**Dataset excerpts**:
⟨
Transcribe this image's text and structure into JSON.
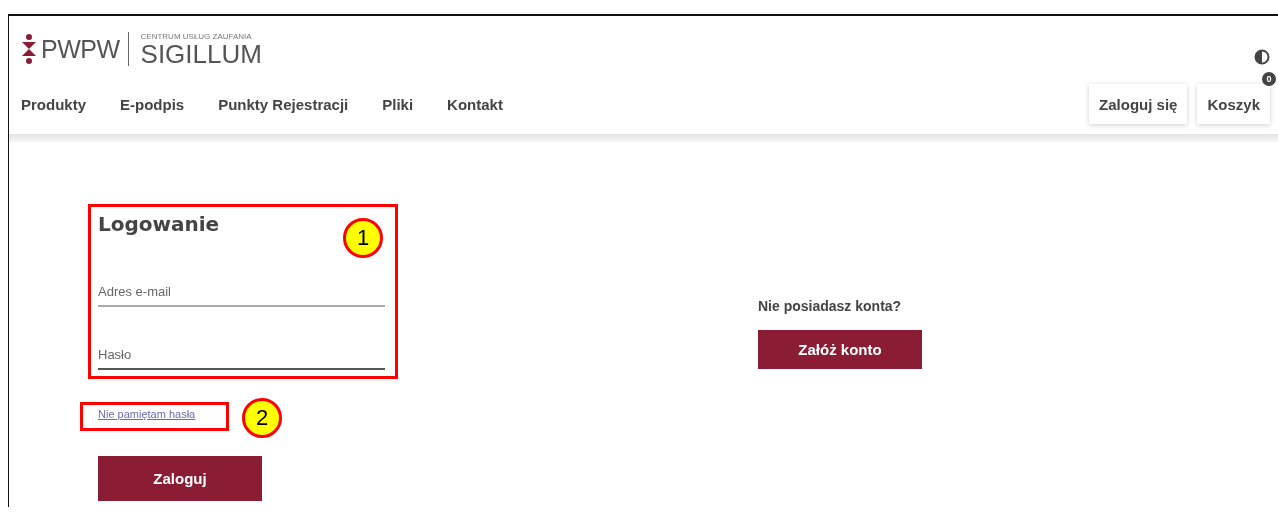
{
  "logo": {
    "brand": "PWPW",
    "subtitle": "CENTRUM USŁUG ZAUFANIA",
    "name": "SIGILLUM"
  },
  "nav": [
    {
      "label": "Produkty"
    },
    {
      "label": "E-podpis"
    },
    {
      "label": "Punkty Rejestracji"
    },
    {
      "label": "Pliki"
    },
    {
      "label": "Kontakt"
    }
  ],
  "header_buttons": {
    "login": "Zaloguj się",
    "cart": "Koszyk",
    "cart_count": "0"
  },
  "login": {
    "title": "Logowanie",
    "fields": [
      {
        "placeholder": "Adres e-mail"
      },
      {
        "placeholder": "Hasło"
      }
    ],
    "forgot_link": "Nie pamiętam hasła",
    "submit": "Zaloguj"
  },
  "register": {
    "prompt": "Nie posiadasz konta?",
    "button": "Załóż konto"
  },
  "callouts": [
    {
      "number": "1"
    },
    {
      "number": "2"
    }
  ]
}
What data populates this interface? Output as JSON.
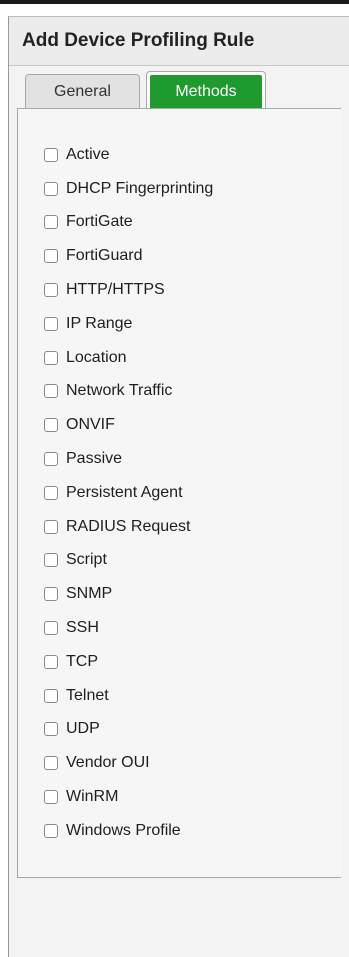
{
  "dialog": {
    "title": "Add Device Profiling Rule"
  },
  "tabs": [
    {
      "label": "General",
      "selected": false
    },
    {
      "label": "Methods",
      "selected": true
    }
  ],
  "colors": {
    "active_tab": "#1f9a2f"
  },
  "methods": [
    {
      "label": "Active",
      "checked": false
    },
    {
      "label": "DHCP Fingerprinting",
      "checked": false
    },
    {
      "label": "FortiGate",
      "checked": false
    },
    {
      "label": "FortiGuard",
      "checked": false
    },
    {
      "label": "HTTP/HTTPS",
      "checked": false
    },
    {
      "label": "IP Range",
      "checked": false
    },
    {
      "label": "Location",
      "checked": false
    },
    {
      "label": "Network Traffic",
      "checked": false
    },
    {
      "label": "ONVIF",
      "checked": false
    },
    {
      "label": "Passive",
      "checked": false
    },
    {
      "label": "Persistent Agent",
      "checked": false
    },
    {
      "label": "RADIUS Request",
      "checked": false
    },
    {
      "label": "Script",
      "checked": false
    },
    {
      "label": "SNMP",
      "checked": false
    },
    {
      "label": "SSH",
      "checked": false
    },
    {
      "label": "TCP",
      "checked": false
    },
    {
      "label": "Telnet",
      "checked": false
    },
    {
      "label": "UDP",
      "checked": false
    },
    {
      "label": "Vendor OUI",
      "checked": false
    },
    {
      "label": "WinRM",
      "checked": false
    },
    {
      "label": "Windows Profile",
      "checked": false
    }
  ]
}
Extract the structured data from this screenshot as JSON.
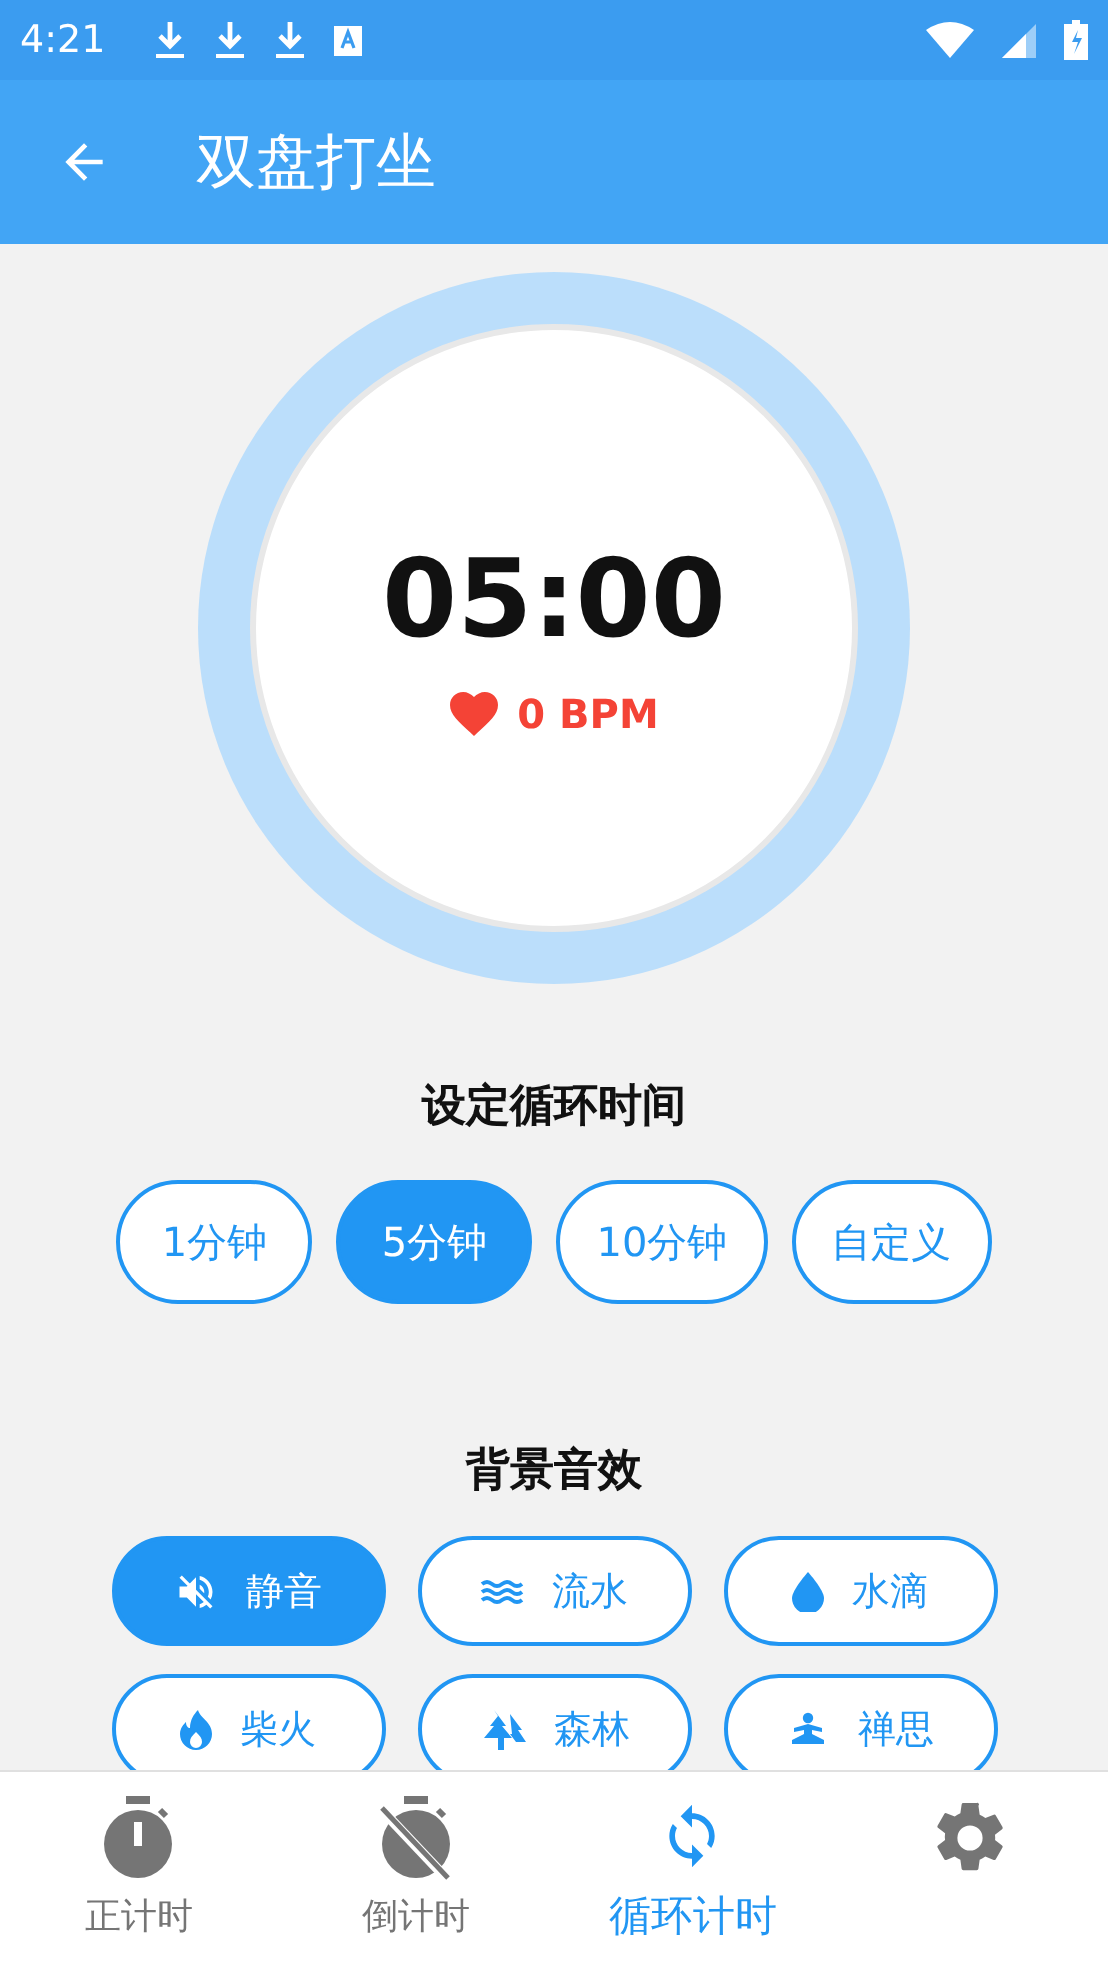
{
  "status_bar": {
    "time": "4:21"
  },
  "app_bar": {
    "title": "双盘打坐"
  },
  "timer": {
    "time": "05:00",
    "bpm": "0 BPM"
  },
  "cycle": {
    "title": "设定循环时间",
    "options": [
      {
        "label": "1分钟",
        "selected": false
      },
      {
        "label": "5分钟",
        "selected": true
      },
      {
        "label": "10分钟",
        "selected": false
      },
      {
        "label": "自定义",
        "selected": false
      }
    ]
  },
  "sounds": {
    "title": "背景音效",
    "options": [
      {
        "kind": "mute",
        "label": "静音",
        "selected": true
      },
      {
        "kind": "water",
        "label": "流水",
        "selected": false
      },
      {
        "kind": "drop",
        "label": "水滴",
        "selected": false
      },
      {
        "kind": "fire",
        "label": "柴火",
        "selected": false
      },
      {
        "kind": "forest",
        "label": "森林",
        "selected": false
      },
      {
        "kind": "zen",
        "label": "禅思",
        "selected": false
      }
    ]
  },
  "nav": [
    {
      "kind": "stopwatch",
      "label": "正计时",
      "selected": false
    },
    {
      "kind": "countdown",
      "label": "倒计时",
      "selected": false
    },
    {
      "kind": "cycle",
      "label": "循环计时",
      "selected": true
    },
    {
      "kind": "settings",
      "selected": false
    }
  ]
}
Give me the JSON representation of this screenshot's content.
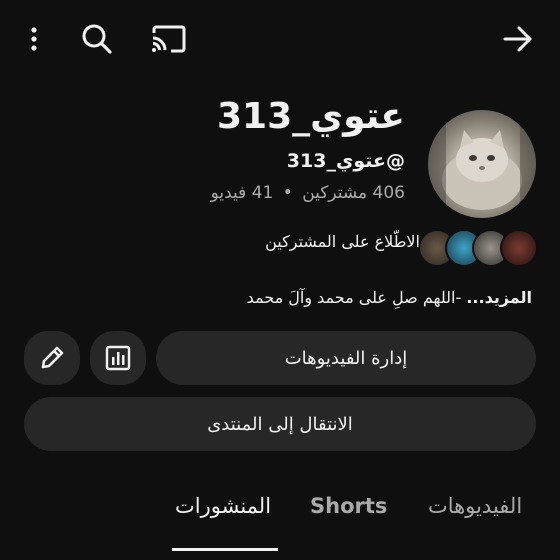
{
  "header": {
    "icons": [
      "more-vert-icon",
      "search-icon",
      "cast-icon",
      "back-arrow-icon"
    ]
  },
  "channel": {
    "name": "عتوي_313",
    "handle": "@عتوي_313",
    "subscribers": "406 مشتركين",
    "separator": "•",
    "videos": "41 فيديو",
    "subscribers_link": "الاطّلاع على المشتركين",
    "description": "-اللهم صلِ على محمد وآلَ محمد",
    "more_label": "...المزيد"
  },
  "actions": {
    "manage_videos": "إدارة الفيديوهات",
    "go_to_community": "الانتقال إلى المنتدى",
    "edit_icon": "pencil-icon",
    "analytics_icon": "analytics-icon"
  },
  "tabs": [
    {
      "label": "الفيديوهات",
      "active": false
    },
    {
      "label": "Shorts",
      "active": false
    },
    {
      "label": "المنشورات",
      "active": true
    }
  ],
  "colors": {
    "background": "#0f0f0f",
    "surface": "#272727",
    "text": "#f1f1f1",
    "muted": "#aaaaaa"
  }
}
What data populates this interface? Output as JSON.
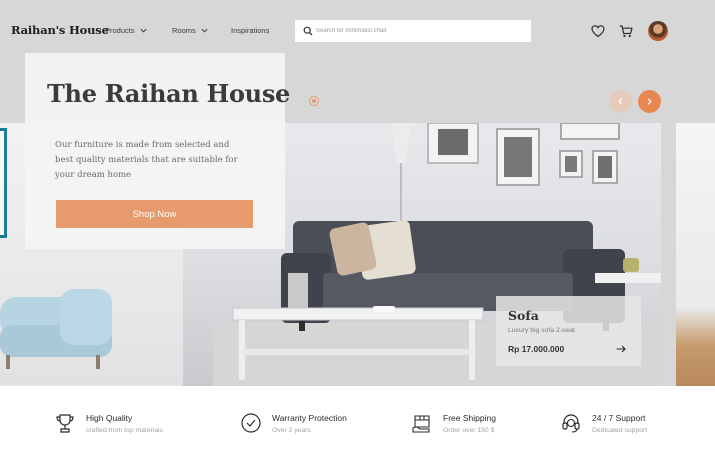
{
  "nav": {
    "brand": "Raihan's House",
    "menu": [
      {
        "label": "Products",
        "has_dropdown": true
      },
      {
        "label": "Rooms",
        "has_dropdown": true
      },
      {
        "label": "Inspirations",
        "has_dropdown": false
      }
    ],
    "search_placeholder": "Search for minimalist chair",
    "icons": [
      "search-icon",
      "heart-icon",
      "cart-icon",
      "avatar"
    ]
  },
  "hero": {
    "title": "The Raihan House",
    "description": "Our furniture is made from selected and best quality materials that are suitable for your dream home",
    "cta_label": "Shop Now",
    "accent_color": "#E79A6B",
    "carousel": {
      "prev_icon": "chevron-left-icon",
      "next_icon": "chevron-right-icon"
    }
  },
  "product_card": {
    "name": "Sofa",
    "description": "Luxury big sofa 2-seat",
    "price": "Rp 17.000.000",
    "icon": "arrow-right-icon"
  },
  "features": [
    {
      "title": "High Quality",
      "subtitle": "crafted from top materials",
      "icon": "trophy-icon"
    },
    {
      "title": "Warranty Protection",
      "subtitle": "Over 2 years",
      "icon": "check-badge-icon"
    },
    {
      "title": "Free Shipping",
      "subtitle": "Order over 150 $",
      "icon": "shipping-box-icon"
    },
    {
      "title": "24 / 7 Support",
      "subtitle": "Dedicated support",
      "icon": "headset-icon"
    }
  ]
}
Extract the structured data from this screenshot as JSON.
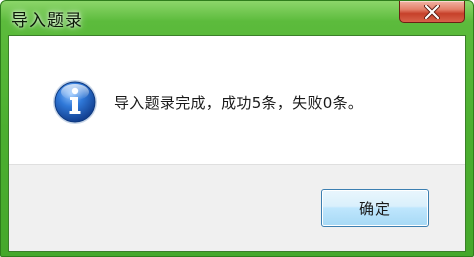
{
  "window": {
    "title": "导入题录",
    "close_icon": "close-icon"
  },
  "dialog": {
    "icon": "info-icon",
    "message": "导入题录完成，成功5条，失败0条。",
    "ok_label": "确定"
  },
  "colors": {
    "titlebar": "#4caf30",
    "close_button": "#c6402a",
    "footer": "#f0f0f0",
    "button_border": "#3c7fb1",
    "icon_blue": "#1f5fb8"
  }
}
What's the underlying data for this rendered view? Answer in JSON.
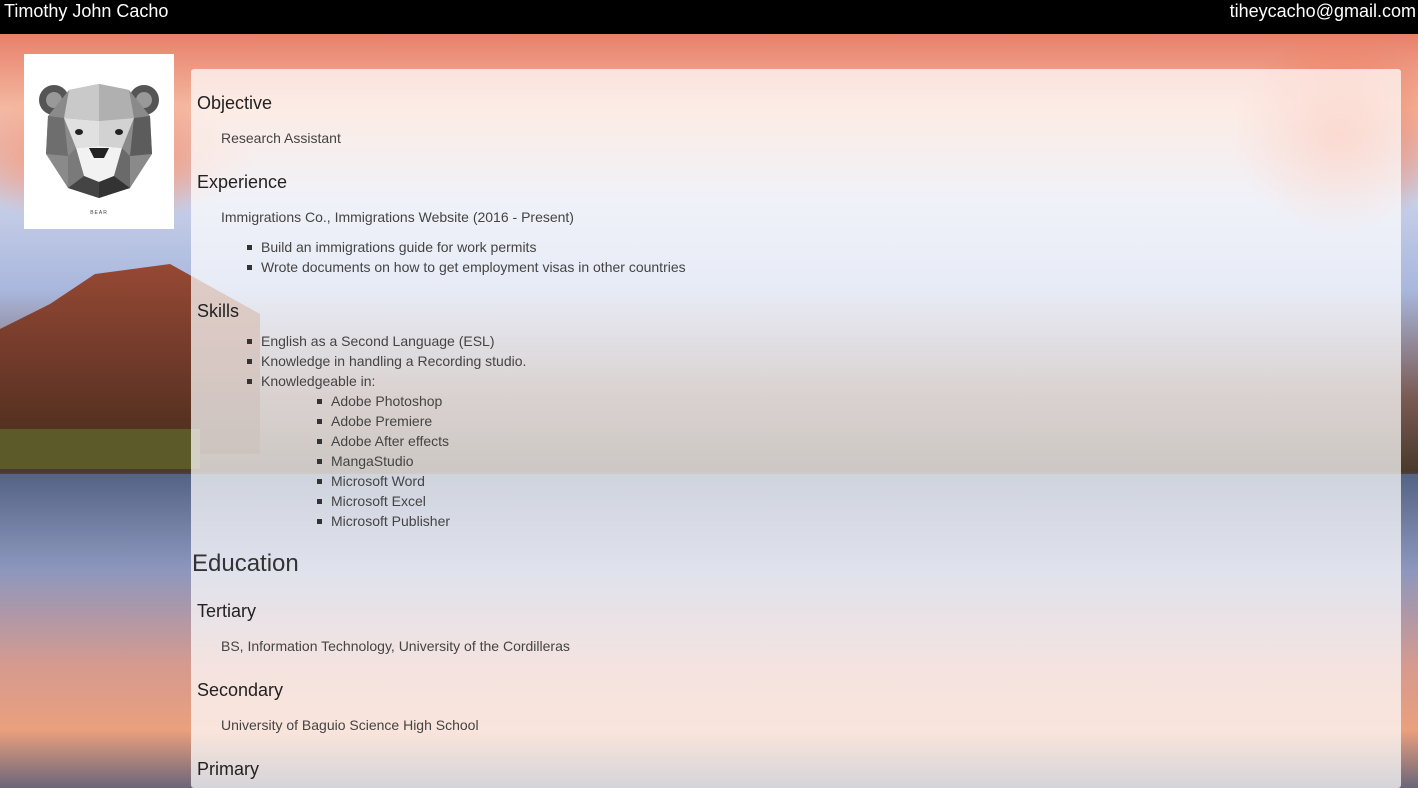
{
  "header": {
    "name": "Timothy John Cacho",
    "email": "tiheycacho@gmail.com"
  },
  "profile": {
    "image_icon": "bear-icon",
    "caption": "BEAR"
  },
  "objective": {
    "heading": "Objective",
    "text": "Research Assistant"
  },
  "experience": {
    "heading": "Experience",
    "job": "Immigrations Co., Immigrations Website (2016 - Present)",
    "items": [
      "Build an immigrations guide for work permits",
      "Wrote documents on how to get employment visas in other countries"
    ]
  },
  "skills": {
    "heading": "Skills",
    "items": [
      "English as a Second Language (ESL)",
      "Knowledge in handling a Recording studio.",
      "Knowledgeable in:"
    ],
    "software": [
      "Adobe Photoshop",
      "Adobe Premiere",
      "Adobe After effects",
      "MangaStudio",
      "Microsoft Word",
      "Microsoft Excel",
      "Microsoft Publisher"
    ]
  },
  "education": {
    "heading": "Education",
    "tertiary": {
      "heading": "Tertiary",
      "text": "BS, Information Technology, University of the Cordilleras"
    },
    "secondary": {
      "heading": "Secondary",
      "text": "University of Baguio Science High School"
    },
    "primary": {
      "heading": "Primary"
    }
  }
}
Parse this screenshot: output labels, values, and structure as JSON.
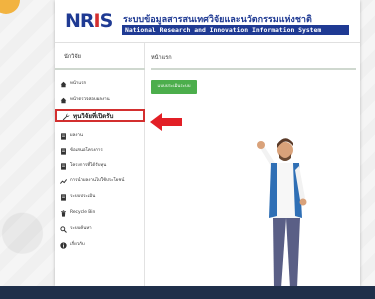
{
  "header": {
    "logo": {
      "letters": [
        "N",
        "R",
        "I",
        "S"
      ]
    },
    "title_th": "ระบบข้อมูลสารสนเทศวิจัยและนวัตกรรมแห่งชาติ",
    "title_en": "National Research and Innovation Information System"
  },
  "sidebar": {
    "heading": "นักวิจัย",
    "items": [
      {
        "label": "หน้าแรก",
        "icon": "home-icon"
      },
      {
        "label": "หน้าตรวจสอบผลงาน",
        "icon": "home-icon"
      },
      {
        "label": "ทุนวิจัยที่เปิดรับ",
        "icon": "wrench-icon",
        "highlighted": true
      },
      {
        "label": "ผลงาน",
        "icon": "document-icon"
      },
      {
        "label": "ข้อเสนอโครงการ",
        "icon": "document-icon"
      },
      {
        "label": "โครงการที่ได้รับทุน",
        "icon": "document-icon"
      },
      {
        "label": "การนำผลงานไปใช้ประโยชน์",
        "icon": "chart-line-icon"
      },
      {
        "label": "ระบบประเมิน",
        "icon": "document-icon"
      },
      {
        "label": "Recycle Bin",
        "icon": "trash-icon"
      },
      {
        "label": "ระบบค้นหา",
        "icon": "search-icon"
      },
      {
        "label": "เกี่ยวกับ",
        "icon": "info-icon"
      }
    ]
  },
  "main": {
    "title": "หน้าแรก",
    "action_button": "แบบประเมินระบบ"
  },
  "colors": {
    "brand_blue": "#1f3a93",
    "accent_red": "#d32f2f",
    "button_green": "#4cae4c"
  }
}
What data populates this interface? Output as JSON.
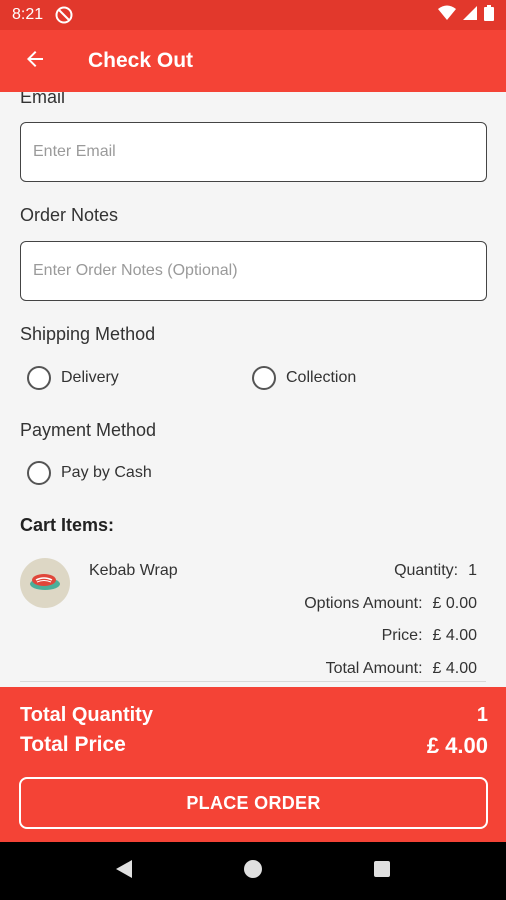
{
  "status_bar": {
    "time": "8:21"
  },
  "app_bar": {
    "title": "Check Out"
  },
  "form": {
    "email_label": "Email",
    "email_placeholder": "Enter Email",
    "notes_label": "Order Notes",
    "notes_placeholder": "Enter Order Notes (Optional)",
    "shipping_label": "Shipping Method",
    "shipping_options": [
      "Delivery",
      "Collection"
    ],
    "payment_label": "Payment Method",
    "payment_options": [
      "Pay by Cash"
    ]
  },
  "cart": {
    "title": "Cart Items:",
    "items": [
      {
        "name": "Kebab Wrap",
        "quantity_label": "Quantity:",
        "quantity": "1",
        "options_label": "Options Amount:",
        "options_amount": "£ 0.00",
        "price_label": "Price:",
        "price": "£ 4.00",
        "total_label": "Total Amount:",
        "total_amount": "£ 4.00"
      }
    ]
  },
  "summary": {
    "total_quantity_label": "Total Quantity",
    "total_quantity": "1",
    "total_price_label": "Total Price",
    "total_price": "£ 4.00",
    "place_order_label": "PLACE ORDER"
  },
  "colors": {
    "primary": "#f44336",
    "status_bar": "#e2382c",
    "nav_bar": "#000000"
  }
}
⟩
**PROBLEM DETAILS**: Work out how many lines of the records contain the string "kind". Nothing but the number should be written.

**ANSWER SECTION**: 10